2008 catalyzed a journey into self-care and self-work. Self-Care as a value and the mind-body systems of self-care became a significant foundational habit. They catalyzed a personal program of agency and confidence building. I completed a 600-hour Pilates teaching certification, started a dedicated yoga practice, and spent years in therapy for both healing and self-discovery. These systems helped me anchor to the primacy of self-study and understanding one’s unique center of gravity.

Free-Falling into Change

A door closing became the catalyst to another opening. After assessing finances, I took a gap year in 2017 to explore and travel. I traveled for 170 days on a strict budget. At the end of 2017 I decided to not go back to an office job. The joy of newfound autonomy was much too sticky.

Doing & Becoming

During this time, I asked existential and individuation question- flipping the logic and the syntax. Instead of— What do I want to become, I asked What can I learn about the person I am becoming, by the things that I am doing and the choices that I am making?

My writing and the salons came out of such exploration and experimentation.

Change as Process

To chunk down the ambiguity of change, I introduced process and structure where I could. I fortified the bridge financially, making sure that my life was responsibly resourced. I drastically cut down expenses and lifestyle, all the while honoring my values and never letting joy out of sight.

I built a new lifeline of change agents, people who were either undergoing change or were desiring to disrupt their lives. I studied the habits, choices and lifestyles of communities who mimicked the future choices I wanted to make— creatives, nomads and learners.

I used the tools and process of a framework called Life Design — from a book that was recommended by a wise friend end of 2016.

Change as Practice

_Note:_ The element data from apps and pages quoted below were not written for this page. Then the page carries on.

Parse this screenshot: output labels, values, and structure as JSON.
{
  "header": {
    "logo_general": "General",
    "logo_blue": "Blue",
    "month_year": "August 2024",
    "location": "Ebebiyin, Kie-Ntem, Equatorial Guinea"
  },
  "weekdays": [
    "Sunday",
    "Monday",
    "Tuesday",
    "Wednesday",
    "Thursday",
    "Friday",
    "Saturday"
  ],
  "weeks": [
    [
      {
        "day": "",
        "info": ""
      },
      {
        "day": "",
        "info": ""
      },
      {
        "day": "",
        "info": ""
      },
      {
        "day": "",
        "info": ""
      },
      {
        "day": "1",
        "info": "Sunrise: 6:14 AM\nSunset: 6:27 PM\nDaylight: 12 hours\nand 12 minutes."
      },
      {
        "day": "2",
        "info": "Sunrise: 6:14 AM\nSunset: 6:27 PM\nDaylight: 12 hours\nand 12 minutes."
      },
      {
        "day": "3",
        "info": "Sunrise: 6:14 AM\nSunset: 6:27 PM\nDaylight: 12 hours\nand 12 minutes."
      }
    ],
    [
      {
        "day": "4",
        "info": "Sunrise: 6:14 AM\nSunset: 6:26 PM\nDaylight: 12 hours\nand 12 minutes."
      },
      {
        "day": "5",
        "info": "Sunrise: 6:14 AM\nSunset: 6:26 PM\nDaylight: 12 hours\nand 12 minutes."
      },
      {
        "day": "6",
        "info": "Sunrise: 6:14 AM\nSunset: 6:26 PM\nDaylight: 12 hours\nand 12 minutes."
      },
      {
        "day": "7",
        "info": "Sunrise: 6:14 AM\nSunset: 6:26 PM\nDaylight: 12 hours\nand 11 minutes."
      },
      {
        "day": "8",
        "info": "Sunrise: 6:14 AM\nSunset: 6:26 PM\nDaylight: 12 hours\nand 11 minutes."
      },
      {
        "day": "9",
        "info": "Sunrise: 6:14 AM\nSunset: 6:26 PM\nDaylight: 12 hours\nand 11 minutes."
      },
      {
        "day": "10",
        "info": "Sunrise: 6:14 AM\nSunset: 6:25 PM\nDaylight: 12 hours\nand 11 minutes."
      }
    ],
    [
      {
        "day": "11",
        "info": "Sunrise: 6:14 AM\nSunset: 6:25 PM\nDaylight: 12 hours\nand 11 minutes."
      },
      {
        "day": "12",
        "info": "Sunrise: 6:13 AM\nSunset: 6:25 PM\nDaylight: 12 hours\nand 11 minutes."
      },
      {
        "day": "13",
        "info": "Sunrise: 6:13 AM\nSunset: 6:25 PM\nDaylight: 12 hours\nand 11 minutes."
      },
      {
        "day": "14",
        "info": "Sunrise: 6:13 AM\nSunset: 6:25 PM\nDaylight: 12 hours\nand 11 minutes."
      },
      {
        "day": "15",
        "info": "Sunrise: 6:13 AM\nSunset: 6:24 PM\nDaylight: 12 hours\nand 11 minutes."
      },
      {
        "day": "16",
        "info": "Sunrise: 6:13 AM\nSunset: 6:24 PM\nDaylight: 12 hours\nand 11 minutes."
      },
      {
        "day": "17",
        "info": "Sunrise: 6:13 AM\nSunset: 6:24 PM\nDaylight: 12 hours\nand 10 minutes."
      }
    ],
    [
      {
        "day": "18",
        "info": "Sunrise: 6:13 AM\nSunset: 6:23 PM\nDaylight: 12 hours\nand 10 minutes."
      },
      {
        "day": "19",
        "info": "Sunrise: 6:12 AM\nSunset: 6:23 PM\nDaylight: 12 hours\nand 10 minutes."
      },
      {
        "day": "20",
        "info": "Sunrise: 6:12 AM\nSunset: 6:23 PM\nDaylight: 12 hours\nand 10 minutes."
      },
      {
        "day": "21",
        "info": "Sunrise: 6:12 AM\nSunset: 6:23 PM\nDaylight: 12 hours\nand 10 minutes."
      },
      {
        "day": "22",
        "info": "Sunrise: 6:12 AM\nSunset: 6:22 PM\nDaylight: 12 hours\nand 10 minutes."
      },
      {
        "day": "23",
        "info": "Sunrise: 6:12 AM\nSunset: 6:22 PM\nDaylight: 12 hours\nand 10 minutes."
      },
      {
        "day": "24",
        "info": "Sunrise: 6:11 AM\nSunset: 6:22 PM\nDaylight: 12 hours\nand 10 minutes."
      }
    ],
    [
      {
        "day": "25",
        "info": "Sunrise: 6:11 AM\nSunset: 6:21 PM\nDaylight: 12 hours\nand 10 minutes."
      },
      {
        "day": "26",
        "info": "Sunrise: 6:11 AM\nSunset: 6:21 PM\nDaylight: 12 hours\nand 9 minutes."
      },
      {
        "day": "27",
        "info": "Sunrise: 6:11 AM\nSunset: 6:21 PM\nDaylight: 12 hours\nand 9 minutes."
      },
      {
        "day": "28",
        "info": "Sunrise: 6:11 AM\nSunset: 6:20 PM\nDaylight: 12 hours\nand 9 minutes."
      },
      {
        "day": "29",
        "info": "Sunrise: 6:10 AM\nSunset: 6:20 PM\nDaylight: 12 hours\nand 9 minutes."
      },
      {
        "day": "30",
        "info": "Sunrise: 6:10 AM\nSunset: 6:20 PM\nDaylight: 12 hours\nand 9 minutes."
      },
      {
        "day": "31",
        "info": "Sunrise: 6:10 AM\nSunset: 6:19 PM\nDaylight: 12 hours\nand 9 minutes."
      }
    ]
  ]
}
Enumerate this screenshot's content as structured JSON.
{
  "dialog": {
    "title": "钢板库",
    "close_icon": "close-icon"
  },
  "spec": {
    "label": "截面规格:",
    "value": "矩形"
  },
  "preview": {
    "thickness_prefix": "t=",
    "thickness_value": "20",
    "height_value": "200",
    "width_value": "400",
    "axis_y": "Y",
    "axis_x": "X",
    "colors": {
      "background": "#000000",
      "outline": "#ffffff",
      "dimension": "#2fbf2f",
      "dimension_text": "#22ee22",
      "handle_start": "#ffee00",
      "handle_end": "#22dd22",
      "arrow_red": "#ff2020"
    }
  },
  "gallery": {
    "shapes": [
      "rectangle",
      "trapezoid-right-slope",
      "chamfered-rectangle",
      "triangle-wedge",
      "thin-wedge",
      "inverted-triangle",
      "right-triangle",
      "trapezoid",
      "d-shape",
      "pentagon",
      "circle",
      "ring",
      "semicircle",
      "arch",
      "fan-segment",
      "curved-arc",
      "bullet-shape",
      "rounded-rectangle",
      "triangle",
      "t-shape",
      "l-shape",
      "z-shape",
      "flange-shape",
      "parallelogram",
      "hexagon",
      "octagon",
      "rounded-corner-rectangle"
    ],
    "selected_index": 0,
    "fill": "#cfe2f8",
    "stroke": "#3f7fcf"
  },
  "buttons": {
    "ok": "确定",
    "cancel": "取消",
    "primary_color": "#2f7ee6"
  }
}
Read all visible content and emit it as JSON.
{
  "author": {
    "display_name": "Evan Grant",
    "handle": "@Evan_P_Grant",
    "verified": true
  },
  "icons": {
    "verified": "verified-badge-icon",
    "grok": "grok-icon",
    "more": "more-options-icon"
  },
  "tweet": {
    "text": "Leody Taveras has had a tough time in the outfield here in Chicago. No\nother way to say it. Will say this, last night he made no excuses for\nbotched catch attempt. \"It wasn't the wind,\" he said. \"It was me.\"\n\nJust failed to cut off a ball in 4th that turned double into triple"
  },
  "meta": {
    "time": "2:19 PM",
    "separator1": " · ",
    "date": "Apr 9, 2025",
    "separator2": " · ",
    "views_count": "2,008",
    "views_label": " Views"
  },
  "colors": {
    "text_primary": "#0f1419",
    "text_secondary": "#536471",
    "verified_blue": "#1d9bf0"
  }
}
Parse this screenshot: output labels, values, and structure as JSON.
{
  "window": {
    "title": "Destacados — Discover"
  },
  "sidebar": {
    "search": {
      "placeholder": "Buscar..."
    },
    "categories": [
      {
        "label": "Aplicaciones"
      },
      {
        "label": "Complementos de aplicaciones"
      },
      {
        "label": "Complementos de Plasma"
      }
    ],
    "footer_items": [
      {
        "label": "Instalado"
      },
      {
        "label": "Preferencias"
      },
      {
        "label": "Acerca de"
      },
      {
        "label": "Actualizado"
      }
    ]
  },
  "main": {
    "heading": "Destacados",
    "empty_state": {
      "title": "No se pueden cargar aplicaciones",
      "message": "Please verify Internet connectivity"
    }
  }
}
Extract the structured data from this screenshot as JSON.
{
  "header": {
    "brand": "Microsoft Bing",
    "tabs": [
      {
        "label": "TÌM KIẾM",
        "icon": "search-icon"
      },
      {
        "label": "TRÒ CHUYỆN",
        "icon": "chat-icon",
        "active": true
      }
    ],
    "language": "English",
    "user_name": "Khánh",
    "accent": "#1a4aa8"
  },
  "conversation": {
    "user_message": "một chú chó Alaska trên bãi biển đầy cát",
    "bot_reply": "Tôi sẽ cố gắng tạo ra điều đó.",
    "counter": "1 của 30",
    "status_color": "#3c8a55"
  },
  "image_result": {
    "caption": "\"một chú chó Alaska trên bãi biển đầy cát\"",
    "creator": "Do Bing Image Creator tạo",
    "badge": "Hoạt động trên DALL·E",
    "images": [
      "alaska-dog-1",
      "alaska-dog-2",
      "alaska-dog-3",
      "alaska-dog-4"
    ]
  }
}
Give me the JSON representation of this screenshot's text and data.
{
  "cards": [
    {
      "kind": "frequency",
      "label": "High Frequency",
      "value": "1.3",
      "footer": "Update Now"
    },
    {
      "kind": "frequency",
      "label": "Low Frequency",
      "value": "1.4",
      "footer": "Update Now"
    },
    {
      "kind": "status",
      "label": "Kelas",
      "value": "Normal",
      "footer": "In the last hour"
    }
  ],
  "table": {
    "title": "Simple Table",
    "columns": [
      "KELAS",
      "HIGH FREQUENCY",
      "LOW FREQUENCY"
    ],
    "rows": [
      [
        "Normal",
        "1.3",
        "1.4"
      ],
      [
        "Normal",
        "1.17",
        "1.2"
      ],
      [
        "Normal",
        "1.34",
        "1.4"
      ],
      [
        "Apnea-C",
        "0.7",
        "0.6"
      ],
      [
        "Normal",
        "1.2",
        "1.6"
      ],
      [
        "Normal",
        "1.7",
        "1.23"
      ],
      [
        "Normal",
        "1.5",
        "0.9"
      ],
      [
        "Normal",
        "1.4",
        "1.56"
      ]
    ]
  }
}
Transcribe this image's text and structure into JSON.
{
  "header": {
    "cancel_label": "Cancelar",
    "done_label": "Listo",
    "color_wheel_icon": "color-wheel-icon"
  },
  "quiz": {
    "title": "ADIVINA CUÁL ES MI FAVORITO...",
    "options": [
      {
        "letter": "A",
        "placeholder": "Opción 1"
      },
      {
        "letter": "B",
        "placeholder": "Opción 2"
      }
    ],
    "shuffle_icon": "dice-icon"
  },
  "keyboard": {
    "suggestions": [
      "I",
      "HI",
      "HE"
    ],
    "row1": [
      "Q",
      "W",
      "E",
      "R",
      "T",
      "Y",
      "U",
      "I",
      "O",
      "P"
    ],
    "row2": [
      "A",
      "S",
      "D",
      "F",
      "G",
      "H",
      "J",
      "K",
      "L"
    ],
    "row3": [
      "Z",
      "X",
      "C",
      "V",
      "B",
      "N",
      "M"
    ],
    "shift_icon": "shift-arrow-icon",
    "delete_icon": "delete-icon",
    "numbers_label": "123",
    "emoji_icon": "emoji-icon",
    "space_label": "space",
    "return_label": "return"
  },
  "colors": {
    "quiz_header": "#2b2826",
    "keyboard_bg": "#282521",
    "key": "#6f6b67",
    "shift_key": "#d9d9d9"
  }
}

I have gotten to a point where I don’t freak out anymore by the prospect of venturing into the unknown. My hands still get cold and clammy and when I find myself lapsing into old mental models, I have the awareness and the lifeline calls to forestall panic spirals. The last three years have been catalytic to unlocking hidden parts that had gone missing. This discovery has been foundational for happiness in ways that I did not anticipate. Armed with a new sense of resilience and confidence I look forward to the journey ahead even if the road is windy and does not augur a destination (yet).